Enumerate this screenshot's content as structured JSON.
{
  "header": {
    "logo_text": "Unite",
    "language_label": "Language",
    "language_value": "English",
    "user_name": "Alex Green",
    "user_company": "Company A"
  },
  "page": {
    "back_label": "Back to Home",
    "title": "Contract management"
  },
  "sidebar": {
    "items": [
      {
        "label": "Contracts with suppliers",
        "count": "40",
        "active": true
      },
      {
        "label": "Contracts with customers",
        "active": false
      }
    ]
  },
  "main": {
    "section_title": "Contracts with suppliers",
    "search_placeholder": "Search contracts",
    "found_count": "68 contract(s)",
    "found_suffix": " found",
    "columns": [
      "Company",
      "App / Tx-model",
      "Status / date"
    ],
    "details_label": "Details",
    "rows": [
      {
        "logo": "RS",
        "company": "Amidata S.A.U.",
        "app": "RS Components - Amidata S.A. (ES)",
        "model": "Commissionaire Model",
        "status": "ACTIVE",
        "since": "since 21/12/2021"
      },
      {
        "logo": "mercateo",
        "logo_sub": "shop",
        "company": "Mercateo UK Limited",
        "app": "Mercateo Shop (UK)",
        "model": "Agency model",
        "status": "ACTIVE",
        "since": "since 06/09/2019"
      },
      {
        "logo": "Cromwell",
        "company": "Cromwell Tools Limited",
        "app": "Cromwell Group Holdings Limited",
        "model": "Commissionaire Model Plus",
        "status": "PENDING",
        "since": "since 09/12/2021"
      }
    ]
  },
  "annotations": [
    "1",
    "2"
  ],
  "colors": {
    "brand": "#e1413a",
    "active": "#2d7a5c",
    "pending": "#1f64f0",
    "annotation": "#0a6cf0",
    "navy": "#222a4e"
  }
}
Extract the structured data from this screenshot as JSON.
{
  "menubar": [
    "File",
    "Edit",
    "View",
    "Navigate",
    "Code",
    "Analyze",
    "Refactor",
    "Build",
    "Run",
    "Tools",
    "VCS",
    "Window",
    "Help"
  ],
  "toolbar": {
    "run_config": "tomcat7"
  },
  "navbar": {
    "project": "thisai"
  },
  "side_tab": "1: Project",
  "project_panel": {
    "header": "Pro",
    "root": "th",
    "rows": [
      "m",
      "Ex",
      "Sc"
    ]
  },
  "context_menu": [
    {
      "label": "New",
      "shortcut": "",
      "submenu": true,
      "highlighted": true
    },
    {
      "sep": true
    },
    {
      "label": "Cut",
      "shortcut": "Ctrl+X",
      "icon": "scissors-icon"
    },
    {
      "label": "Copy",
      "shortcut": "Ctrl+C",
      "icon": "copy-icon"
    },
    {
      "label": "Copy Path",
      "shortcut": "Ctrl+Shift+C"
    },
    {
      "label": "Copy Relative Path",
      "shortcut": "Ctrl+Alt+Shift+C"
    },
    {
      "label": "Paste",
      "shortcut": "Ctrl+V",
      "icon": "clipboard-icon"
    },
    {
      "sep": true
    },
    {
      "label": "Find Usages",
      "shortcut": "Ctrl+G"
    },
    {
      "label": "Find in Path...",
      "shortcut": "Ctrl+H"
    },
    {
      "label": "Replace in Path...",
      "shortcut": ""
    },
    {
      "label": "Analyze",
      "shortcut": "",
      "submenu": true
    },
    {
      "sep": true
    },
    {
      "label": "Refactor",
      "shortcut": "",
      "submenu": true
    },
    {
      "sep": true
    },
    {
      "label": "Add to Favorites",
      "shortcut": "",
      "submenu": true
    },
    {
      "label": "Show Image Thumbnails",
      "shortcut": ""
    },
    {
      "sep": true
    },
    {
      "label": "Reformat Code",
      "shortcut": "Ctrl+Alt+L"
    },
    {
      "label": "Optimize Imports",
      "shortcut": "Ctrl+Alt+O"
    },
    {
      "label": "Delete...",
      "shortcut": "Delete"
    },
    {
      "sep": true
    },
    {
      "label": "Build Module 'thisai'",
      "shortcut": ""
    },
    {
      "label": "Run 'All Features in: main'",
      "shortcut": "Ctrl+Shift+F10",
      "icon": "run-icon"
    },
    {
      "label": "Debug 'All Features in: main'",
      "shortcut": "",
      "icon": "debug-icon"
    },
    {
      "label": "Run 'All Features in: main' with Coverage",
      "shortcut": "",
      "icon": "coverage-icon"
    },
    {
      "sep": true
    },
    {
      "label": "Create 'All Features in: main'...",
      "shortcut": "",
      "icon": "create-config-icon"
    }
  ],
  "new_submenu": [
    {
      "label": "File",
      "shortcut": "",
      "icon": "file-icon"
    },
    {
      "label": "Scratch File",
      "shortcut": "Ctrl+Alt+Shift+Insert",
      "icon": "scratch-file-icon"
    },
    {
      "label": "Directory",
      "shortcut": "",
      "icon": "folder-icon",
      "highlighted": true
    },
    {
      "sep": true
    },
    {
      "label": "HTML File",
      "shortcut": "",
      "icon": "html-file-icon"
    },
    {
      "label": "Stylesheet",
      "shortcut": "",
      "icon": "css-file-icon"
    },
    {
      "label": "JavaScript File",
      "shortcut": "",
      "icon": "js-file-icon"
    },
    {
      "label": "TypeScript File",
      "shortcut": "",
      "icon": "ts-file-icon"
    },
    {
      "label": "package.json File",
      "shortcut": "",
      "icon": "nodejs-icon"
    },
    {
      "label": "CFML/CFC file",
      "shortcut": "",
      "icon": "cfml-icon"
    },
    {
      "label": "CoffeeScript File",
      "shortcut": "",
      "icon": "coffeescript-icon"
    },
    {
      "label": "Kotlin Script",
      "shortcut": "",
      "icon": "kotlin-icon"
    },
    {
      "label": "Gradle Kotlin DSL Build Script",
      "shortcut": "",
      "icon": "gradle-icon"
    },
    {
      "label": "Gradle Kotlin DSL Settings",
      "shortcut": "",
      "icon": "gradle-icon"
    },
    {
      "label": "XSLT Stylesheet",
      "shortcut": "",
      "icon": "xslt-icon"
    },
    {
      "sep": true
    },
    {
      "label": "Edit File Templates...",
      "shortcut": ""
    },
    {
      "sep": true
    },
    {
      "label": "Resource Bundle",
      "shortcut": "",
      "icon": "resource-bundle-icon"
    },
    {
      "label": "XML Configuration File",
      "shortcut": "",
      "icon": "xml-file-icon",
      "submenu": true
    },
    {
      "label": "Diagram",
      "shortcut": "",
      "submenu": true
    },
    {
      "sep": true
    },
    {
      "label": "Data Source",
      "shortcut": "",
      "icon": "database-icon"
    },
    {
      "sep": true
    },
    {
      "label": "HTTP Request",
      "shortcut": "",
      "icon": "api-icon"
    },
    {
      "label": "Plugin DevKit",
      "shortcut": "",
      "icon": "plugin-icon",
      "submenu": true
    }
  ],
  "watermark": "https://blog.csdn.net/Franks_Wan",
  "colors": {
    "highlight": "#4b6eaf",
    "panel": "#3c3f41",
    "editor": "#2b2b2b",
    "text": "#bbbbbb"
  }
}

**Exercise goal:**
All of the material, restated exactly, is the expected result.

**Exercise answer:**
Enumerate this screenshot's content as structured JSON.
{
  "header": {
    "logo_text": "Unite",
    "language_label": "Language",
    "language_value": "English",
    "user_name": "Alex Green",
    "user_company": "Company A"
  },
  "page": {
    "back_label": "Back to Home",
    "title": "Contract management"
  },
  "sidebar": {
    "items": [
      {
        "label": "Contracts with suppliers",
        "count": "40",
        "active": true
      },
      {
        "label": "Contracts with customers",
        "active": false
      }
    ]
  },
  "main": {
    "section_title": "Contracts with suppliers",
    "search_placeholder": "Search contracts",
    "found_count": "68 contract(s)",
    "found_suffix": " found",
    "columns": [
      "Company",
      "App / Tx-model",
      "Status / date"
    ],
    "details_label": "Details",
    "rows": [
      {
        "logo": "RS",
        "company": "Amidata S.A.U.",
        "app": "RS Components - Amidata S.A. (ES)",
        "model": "Commissionaire Model",
        "status": "ACTIVE",
        "since": "since 21/12/2021"
      },
      {
        "logo": "mercateo",
        "logo_sub": "shop",
        "company": "Mercateo UK Limited",
        "app": "Mercateo Shop (UK)",
        "model": "Agency model",
        "status": "ACTIVE",
        "since": "since 06/09/2019"
      },
      {
        "logo": "Cromwell",
        "company": "Cromwell Tools Limited",
        "app": "Cromwell Group Holdings Limited",
        "model": "Commissionaire Model Plus",
        "status": "PENDING",
        "since": "since 09/12/2021"
      }
    ]
  },
  "annotations": [
    "1",
    "2"
  ],
  "colors": {
    "brand": "#e1413a",
    "active": "#2d7a5c",
    "pending": "#1f64f0",
    "annotation": "#0a6cf0",
    "navy": "#222a4e"
  }
}
Extract the structured data from this screenshot as JSON.
{
  "menubar": [
    "File",
    "Edit",
    "View",
    "Navigate",
    "Code",
    "Analyze",
    "Refactor",
    "Build",
    "Run",
    "Tools",
    "VCS",
    "Window",
    "Help"
  ],
  "toolbar": {
    "run_config": "tomcat7"
  },
  "navbar": {
    "project": "thisai"
  },
  "side_tab": "1: Project",
  "project_panel": {
    "header": "Pro",
    "root": "th",
    "rows": [
      "m",
      "Ex",
      "Sc"
    ]
  },
  "context_menu": [
    {
      "label": "New",
      "shortcut": "",
      "submenu": true,
      "highlighted": true
    },
    {
      "sep": true
    },
    {
      "label": "Cut",
      "shortcut": "Ctrl+X",
      "icon": "scissors-icon"
    },
    {
      "label": "Copy",
      "shortcut": "Ctrl+C",
      "icon": "copy-icon"
    },
    {
      "label": "Copy Path",
      "shortcut": "Ctrl+Shift+C"
    },
    {
      "label": "Copy Relative Path",
      "shortcut": "Ctrl+Alt+Shift+C"
    },
    {
      "label": "Paste",
      "shortcut": "Ctrl+V",
      "icon": "clipboard-icon"
    },
    {
      "sep": true
    },
    {
      "label": "Find Usages",
      "shortcut": "Ctrl+G"
    },
    {
      "label": "Find in Path...",
      "shortcut": "Ctrl+H"
    },
    {
      "label": "Replace in Path...",
      "shortcut": ""
    },
    {
      "label": "Analyze",
      "shortcut": "",
      "submenu": true
    },
    {
      "sep": true
    },
    {
      "label": "Refactor",
      "shortcut": "",
      "submenu": true
    },
    {
      "sep": true
    },
    {
      "label": "Add to Favorites",
      "shortcut": "",
      "submenu": true
    },
    {
      "label": "Show Image Thumbnails",
      "shortcut": ""
    },
    {
      "sep": true
    },
    {
      "label": "Reformat Code",
      "shortcut": "Ctrl+Alt+L"
    },
    {
      "label": "Optimize Imports",
      "shortcut": "Ctrl+Alt+O"
    },
    {
      "label": "Delete...",
      "shortcut": "Delete"
    },
    {
      "sep": true
    },
    {
      "label": "Build Module 'thisai'",
      "shortcut": ""
    },
    {
      "label": "Run 'All Features in: main'",
      "shortcut": "Ctrl+Shift+F10",
      "icon": "run-icon"
    },
    {
      "label": "Debug 'All Features in: main'",
      "shortcut": "",
      "icon": "debug-icon"
    },
    {
      "label": "Run 'All Features in: main' with Coverage",
      "shortcut": "",
      "icon": "coverage-icon"
    },
    {
      "sep": true
    },
    {
      "label": "Create 'All Features in: main'...",
      "shortcut": "",
      "icon": "create-config-icon"
    }
  ],
  "new_submenu": [
    {
      "label": "File",
      "shortcut": "",
      "icon": "file-icon"
    },
    {
      "label": "Scratch File",
      "shortcut": "Ctrl+Alt+Shift+Insert",
      "icon": "scratch-file-icon"
    },
    {
      "label": "Directory",
      "shortcut": "",
      "icon": "folder-icon",
      "highlighted": true
    },
    {
      "sep": true
    },
    {
      "label": "HTML File",
      "shortcut": "",
      "icon": "html-file-icon"
    },
    {
      "label": "Stylesheet",
      "shortcut": "",
      "icon": "css-file-icon"
    },
    {
      "label": "JavaScript File",
      "shortcut": "",
      "icon": "js-file-icon"
    },
    {
      "label": "TypeScript File",
      "shortcut": "",
      "icon": "ts-file-icon"
    },
    {
      "label": "package.json File",
      "shortcut": "",
      "icon": "nodejs-icon"
    },
    {
      "label": "CFML/CFC file",
      "shortcut": "",
      "icon": "cfml-icon"
    },
    {
      "label": "CoffeeScript File",
      "shortcut": "",
      "icon": "coffeescript-icon"
    },
    {
      "label": "Kotlin Script",
      "shortcut": "",
      "icon": "kotlin-icon"
    },
    {
      "label": "Gradle Kotlin DSL Build Script",
      "shortcut": "",
      "icon": "gradle-icon"
    },
    {
      "label": "Gradle Kotlin DSL Settings",
      "shortcut": "",
      "icon": "gradle-icon"
    },
    {
      "label": "XSLT Stylesheet",
      "shortcut": "",
      "icon": "xslt-icon"
    },
    {
      "sep": true
    },
    {
      "label": "Edit File Templates...",
      "shortcut": ""
    },
    {
      "sep": true
    },
    {
      "label": "Resource Bundle",
      "shortcut": "",
      "icon": "resource-bundle-icon"
    },
    {
      "label": "XML Configuration File",
      "shortcut": "",
      "icon": "xml-file-icon",
      "submenu": true
    },
    {
      "label": "Diagram",
      "shortcut": "",
      "submenu": true
    },
    {
      "sep": true
    },
    {
      "label": "Data Source",
      "shortcut": "",
      "icon": "database-icon"
    },
    {
      "sep": true
    },
    {
      "label": "HTTP Request",
      "shortcut": "",
      "icon": "api-icon"
    },
    {
      "label": "Plugin DevKit",
      "shortcut": "",
      "icon": "plugin-icon",
      "submenu": true
    }
  ],
  "watermark": "https://blog.csdn.net/Franks_Wan",
  "colors": {
    "highlight": "#4b6eaf",
    "panel": "#3c3f41",
    "editor": "#2b2b2b",
    "text": "#bbbbbb"
  }
}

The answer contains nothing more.